Line by line, output the data that follows exactly as written.
-----
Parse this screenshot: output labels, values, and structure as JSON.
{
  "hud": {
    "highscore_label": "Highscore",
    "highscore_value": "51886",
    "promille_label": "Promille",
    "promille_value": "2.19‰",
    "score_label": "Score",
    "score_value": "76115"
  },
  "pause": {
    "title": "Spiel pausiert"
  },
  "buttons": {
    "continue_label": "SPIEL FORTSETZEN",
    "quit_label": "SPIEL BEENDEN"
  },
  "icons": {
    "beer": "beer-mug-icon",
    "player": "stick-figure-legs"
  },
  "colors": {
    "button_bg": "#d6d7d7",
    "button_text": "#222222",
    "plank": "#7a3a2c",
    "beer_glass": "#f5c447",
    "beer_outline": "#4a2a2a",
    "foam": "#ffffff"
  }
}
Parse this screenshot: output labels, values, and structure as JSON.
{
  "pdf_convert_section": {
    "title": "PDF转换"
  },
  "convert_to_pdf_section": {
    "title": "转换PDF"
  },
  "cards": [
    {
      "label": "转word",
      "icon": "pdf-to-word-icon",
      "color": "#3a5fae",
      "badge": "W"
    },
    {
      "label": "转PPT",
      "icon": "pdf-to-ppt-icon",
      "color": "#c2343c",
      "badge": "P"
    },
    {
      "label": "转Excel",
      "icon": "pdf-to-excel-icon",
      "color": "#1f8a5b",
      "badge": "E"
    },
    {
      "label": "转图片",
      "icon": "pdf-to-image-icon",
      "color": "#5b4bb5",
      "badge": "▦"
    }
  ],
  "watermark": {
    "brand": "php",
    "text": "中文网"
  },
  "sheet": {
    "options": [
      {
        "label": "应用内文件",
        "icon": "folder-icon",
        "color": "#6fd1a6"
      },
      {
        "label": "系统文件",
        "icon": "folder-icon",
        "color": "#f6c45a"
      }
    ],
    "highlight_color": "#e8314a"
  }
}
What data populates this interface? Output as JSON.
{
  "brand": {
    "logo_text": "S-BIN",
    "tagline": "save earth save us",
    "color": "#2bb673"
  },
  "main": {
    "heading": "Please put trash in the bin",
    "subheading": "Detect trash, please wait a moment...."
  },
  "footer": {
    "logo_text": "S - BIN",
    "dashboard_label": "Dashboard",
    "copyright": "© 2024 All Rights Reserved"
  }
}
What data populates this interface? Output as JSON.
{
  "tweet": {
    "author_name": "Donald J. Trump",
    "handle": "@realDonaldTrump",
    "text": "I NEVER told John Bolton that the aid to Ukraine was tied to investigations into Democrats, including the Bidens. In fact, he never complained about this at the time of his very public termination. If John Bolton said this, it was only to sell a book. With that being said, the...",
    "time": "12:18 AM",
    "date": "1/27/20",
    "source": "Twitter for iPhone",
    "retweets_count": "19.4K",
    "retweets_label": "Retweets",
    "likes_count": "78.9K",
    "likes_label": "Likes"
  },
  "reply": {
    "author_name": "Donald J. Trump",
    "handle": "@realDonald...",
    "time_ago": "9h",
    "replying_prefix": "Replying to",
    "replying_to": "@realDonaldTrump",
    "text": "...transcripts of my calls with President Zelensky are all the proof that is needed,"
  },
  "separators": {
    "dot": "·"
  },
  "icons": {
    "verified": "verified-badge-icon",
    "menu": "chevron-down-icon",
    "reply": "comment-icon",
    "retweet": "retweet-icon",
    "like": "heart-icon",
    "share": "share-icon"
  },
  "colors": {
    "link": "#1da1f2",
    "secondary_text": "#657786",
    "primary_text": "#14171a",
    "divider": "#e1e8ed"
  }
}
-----
» **Response for this exercise**:
Parse this screenshot: output labels, values, and structure as JSON.
{
  "hud": {
    "highscore_label": "Highscore",
    "highscore_value": "51886",
    "promille_label": "Promille",
    "promille_value": "2.19‰",
    "score_label": "Score",
    "score_value": "76115"
  },
  "pause": {
    "title": "Spiel pausiert"
  },
  "buttons": {
    "continue_label": "SPIEL FORTSETZEN",
    "quit_label": "SPIEL BEENDEN"
  },
  "icons": {
    "beer": "beer-mug-icon",
    "player": "stick-figure-legs"
  },
  "colors": {
    "button_bg": "#d6d7d7",
    "button_text": "#222222",
    "plank": "#7a3a2c",
    "beer_glass": "#f5c447",
    "beer_outline": "#4a2a2a",
    "foam": "#ffffff"
  }
}
Parse this screenshot: output labels, values, and structure as JSON.
{
  "pdf_convert_section": {
    "title": "PDF转换"
  },
  "convert_to_pdf_section": {
    "title": "转换PDF"
  },
  "cards": [
    {
      "label": "转word",
      "icon": "pdf-to-word-icon",
      "color": "#3a5fae",
      "badge": "W"
    },
    {
      "label": "转PPT",
      "icon": "pdf-to-ppt-icon",
      "color": "#c2343c",
      "badge": "P"
    },
    {
      "label": "转Excel",
      "icon": "pdf-to-excel-icon",
      "color": "#1f8a5b",
      "badge": "E"
    },
    {
      "label": "转图片",
      "icon": "pdf-to-image-icon",
      "color": "#5b4bb5",
      "badge": "▦"
    }
  ],
  "watermark": {
    "brand": "php",
    "text": "中文网"
  },
  "sheet": {
    "options": [
      {
        "label": "应用内文件",
        "icon": "folder-icon",
        "color": "#6fd1a6"
      },
      {
        "label": "系统文件",
        "icon": "folder-icon",
        "color": "#f6c45a"
      }
    ],
    "highlight_color": "#e8314a"
  }
}
What data populates this interface? Output as JSON.
{
  "brand": {
    "logo_text": "S-BIN",
    "tagline": "save earth save us",
    "color": "#2bb673"
  },
  "main": {
    "heading": "Please put trash in the bin",
    "subheading": "Detect trash, please wait a moment...."
  },
  "footer": {
    "logo_text": "S - BIN",
    "dashboard_label": "Dashboard",
    "copyright": "© 2024 All Rights Reserved"
  }
}
What data populates this interface? Output as JSON.
{
  "tweet": {
    "author_name": "Donald J. Trump",
    "handle": "@realDonaldTrump",
    "text": "I NEVER told John Bolton that the aid to Ukraine was tied to investigations into Democrats, including the Bidens. In fact, he never complained about this at the time of his very public termination. If John Bolton said this, it was only to sell a book. With that being said, the...",
    "time": "12:18 AM",
    "date": "1/27/20",
    "source": "Twitter for iPhone",
    "retweets_count": "19.4K",
    "retweets_label": "Retweets",
    "likes_count": "78.9K",
    "likes_label": "Likes"
  },
  "reply": {
    "author_name": "Donald J. Trump",
    "handle": "@realDonald...",
    "time_ago": "9h",
    "replying_prefix": "Replying to",
    "replying_to": "@realDonaldTrump",
    "text": "...transcripts of my calls with President Zelensky are all the proof that is needed,"
  },
  "separators": {
    "dot": "·"
  },
  "icons": {
    "verified": "verified-badge-icon",
    "menu": "chevron-down-icon",
    "reply": "comment-icon",
    "retweet": "retweet-icon",
    "like": "heart-icon",
    "share": "share-icon"
  },
  "colors": {
    "link": "#1da1f2",
    "secondary_text": "#657786",
    "primary_text": "#14171a",
    "divider": "#e1e8ed"
  }
}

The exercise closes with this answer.